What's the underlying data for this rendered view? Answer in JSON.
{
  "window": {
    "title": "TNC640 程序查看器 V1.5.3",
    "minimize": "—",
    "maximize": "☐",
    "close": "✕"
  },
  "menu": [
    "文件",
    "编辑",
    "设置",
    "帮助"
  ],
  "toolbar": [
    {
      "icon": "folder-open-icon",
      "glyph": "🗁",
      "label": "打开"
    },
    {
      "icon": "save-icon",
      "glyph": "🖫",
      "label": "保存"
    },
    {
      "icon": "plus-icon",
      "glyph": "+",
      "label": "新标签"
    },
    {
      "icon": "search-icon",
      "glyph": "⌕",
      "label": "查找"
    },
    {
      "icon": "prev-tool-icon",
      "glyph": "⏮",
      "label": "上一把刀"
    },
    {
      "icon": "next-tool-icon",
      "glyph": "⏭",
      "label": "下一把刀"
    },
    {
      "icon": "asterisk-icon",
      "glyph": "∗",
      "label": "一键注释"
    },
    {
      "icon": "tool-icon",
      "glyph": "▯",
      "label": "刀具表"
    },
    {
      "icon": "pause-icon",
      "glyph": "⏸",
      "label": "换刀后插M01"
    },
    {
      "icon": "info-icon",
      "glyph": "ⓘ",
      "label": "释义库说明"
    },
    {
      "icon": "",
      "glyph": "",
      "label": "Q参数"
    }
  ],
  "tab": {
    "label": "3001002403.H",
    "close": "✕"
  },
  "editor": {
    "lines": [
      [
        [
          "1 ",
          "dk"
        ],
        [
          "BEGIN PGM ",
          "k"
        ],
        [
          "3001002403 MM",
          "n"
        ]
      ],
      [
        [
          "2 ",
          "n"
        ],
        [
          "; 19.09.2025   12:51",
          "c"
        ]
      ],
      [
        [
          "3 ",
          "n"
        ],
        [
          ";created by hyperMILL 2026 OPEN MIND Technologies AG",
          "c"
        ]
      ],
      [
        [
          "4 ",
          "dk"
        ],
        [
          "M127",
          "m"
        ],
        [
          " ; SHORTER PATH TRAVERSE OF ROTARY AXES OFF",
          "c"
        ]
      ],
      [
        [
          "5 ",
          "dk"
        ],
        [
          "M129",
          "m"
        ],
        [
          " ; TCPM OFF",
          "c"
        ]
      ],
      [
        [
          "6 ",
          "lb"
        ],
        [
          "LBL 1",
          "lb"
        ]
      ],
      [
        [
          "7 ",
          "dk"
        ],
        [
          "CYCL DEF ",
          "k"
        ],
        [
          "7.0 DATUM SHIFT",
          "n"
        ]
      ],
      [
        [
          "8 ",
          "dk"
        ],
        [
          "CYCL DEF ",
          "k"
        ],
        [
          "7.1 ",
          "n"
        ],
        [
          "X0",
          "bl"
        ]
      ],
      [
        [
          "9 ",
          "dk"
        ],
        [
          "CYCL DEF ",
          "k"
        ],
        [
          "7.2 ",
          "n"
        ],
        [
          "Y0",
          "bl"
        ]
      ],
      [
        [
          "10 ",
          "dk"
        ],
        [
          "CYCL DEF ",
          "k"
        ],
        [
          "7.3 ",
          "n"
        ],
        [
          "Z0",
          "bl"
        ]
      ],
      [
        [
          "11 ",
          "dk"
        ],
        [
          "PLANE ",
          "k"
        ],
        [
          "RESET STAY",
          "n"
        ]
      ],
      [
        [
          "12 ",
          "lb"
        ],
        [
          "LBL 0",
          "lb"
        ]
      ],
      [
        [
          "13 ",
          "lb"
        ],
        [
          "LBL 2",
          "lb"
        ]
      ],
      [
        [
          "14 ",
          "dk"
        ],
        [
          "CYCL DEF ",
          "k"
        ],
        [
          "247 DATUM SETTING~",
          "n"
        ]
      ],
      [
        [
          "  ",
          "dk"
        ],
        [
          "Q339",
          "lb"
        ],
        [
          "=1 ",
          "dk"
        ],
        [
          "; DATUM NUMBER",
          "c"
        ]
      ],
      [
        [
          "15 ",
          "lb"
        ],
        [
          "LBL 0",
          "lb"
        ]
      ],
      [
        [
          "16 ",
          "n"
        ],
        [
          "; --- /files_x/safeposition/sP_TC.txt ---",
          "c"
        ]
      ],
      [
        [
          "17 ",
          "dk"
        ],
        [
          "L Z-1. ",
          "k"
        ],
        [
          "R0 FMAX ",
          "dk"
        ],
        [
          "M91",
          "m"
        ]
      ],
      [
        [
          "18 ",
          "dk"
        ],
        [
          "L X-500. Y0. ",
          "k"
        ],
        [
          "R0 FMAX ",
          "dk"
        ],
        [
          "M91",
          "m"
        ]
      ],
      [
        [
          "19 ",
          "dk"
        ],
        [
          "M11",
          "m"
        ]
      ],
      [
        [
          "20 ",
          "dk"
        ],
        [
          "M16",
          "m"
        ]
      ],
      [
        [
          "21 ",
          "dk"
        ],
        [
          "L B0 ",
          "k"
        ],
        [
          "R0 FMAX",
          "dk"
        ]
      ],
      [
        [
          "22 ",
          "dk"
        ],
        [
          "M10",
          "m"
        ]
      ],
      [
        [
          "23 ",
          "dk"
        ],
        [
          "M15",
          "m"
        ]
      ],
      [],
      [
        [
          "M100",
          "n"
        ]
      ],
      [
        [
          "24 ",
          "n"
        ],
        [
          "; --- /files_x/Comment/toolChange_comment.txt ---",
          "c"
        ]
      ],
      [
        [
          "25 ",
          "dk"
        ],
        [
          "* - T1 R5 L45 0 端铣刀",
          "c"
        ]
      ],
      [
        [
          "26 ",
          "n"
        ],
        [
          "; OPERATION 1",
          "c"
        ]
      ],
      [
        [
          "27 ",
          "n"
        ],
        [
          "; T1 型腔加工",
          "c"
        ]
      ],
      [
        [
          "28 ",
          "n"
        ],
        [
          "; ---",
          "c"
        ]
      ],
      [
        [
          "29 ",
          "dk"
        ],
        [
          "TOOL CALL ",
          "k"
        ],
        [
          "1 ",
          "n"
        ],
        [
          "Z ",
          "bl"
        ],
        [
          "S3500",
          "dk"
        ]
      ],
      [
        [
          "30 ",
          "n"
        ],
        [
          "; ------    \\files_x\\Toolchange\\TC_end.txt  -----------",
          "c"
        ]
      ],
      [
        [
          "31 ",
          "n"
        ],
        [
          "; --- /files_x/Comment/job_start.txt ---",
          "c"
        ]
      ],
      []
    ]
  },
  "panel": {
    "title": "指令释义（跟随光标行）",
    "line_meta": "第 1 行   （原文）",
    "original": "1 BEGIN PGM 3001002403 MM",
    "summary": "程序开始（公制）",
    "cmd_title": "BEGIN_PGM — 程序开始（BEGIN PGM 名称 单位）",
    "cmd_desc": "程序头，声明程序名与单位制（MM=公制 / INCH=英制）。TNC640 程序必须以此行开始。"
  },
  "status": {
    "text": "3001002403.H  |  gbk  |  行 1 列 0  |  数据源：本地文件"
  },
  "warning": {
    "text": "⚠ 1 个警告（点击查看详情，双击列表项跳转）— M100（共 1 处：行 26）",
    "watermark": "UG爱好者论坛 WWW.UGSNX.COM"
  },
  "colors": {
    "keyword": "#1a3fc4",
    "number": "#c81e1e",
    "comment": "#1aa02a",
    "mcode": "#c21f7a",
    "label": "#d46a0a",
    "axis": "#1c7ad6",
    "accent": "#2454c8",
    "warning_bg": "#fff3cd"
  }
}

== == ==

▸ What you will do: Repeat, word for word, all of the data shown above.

▸ Response to this task:
What's the underlying data for this rendered view? Answer in JSON.
{
  "window": {
    "title": "TNC640 程序查看器 V1.5.3",
    "minimize": "—",
    "maximize": "☐",
    "close": "✕"
  },
  "menu": [
    "文件",
    "编辑",
    "设置",
    "帮助"
  ],
  "toolbar": [
    {
      "icon": "folder-open-icon",
      "glyph": "🗁",
      "label": "打开"
    },
    {
      "icon": "save-icon",
      "glyph": "🖫",
      "label": "保存"
    },
    {
      "icon": "plus-icon",
      "glyph": "+",
      "label": "新标签"
    },
    {
      "icon": "search-icon",
      "glyph": "⌕",
      "label": "查找"
    },
    {
      "icon": "prev-tool-icon",
      "glyph": "⏮",
      "label": "上一把刀"
    },
    {
      "icon": "next-tool-icon",
      "glyph": "⏭",
      "label": "下一把刀"
    },
    {
      "icon": "asterisk-icon",
      "glyph": "∗",
      "label": "一键注释"
    },
    {
      "icon": "tool-icon",
      "glyph": "▯",
      "label": "刀具表"
    },
    {
      "icon": "pause-icon",
      "glyph": "⏸",
      "label": "换刀后插M01"
    },
    {
      "icon": "info-icon",
      "glyph": "ⓘ",
      "label": "释义库说明"
    },
    {
      "icon": "",
      "glyph": "",
      "label": "Q参数"
    }
  ],
  "tab": {
    "label": "3001002403.H",
    "close": "✕"
  },
  "editor": {
    "lines": [
      [
        [
          "1 ",
          "dk"
        ],
        [
          "BEGIN PGM ",
          "k"
        ],
        [
          "3001002403 MM",
          "n"
        ]
      ],
      [
        [
          "2 ",
          "n"
        ],
        [
          "; 19.09.2025   12:51",
          "c"
        ]
      ],
      [
        [
          "3 ",
          "n"
        ],
        [
          ";created by hyperMILL 2026 OPEN MIND Technologies AG",
          "c"
        ]
      ],
      [
        [
          "4 ",
          "dk"
        ],
        [
          "M127",
          "m"
        ],
        [
          " ; SHORTER PATH TRAVERSE OF ROTARY AXES OFF",
          "c"
        ]
      ],
      [
        [
          "5 ",
          "dk"
        ],
        [
          "M129",
          "m"
        ],
        [
          " ; TCPM OFF",
          "c"
        ]
      ],
      [
        [
          "6 ",
          "lb"
        ],
        [
          "LBL 1",
          "lb"
        ]
      ],
      [
        [
          "7 ",
          "dk"
        ],
        [
          "CYCL DEF ",
          "k"
        ],
        [
          "7.0 DATUM SHIFT",
          "n"
        ]
      ],
      [
        [
          "8 ",
          "dk"
        ],
        [
          "CYCL DEF ",
          "k"
        ],
        [
          "7.1 ",
          "n"
        ],
        [
          "X0",
          "bl"
        ]
      ],
      [
        [
          "9 ",
          "dk"
        ],
        [
          "CYCL DEF ",
          "k"
        ],
        [
          "7.2 ",
          "n"
        ],
        [
          "Y0",
          "bl"
        ]
      ],
      [
        [
          "10 ",
          "dk"
        ],
        [
          "CYCL DEF ",
          "k"
        ],
        [
          "7.3 ",
          "n"
        ],
        [
          "Z0",
          "bl"
        ]
      ],
      [
        [
          "11 ",
          "dk"
        ],
        [
          "PLANE ",
          "k"
        ],
        [
          "RESET STAY",
          "n"
        ]
      ],
      [
        [
          "12 ",
          "lb"
        ],
        [
          "LBL 0",
          "lb"
        ]
      ],
      [
        [
          "13 ",
          "lb"
        ],
        [
          "LBL 2",
          "lb"
        ]
      ],
      [
        [
          "14 ",
          "dk"
        ],
        [
          "CYCL DEF ",
          "k"
        ],
        [
          "247 DATUM SETTING~",
          "n"
        ]
      ],
      [
        [
          "  ",
          "dk"
        ],
        [
          "Q339",
          "lb"
        ],
        [
          "=1 ",
          "dk"
        ],
        [
          "; DATUM NUMBER",
          "c"
        ]
      ],
      [
        [
          "15 ",
          "lb"
        ],
        [
          "LBL 0",
          "lb"
        ]
      ],
      [
        [
          "16 ",
          "n"
        ],
        [
          "; --- /files_x/safeposition/sP_TC.txt ---",
          "c"
        ]
      ],
      [
        [
          "17 ",
          "dk"
        ],
        [
          "L Z-1. ",
          "k"
        ],
        [
          "R0 FMAX ",
          "dk"
        ],
        [
          "M91",
          "m"
        ]
      ],
      [
        [
          "18 ",
          "dk"
        ],
        [
          "L X-500. Y0. ",
          "k"
        ],
        [
          "R0 FMAX ",
          "dk"
        ],
        [
          "M91",
          "m"
        ]
      ],
      [
        [
          "19 ",
          "dk"
        ],
        [
          "M11",
          "m"
        ]
      ],
      [
        [
          "20 ",
          "dk"
        ],
        [
          "M16",
          "m"
        ]
      ],
      [
        [
          "21 ",
          "dk"
        ],
        [
          "L B0 ",
          "k"
        ],
        [
          "R0 FMAX",
          "dk"
        ]
      ],
      [
        [
          "22 ",
          "dk"
        ],
        [
          "M10",
          "m"
        ]
      ],
      [
        [
          "23 ",
          "dk"
        ],
        [
          "M15",
          "m"
        ]
      ],
      [],
      [
        [
          "M100",
          "n"
        ]
      ],
      [
        [
          "24 ",
          "n"
        ],
        [
          "; --- /files_x/Comment/toolChange_comment.txt ---",
          "c"
        ]
      ],
      [
        [
          "25 ",
          "dk"
        ],
        [
          "* - T1 R5 L45 0 端铣刀",
          "c"
        ]
      ],
      [
        [
          "26 ",
          "n"
        ],
        [
          "; OPERATION 1",
          "c"
        ]
      ],
      [
        [
          "27 ",
          "n"
        ],
        [
          "; T1 型腔加工",
          "c"
        ]
      ],
      [
        [
          "28 ",
          "n"
        ],
        [
          "; ---",
          "c"
        ]
      ],
      [
        [
          "29 ",
          "dk"
        ],
        [
          "TOOL CALL ",
          "k"
        ],
        [
          "1 ",
          "n"
        ],
        [
          "Z ",
          "bl"
        ],
        [
          "S3500",
          "dk"
        ]
      ],
      [
        [
          "30 ",
          "n"
        ],
        [
          "; ------    \\files_x\\Toolchange\\TC_end.txt  -----------",
          "c"
        ]
      ],
      [
        [
          "31 ",
          "n"
        ],
        [
          "; --- /files_x/Comment/job_start.txt ---",
          "c"
        ]
      ],
      []
    ]
  },
  "panel": {
    "title": "指令释义（跟随光标行）",
    "line_meta": "第 1 行   （原文）",
    "original": "1 BEGIN PGM 3001002403 MM",
    "summary": "程序开始（公制）",
    "cmd_title": "BEGIN_PGM — 程序开始（BEGIN PGM 名称 单位）",
    "cmd_desc": "程序头，声明程序名与单位制（MM=公制 / INCH=英制）。TNC640 程序必须以此行开始。"
  },
  "status": {
    "text": "3001002403.H  |  gbk  |  行 1 列 0  |  数据源：本地文件"
  },
  "warning": {
    "text": "⚠ 1 个警告（点击查看详情，双击列表项跳转）— M100（共 1 处：行 26）",
    "watermark": "UG爱好者论坛 WWW.UGSNX.COM"
  },
  "colors": {
    "keyword": "#1a3fc4",
    "number": "#c81e1e",
    "comment": "#1aa02a",
    "mcode": "#c21f7a",
    "label": "#d46a0a",
    "axis": "#1c7ad6",
    "accent": "#2454c8",
    "warning_bg": "#fff3cd"
  }
}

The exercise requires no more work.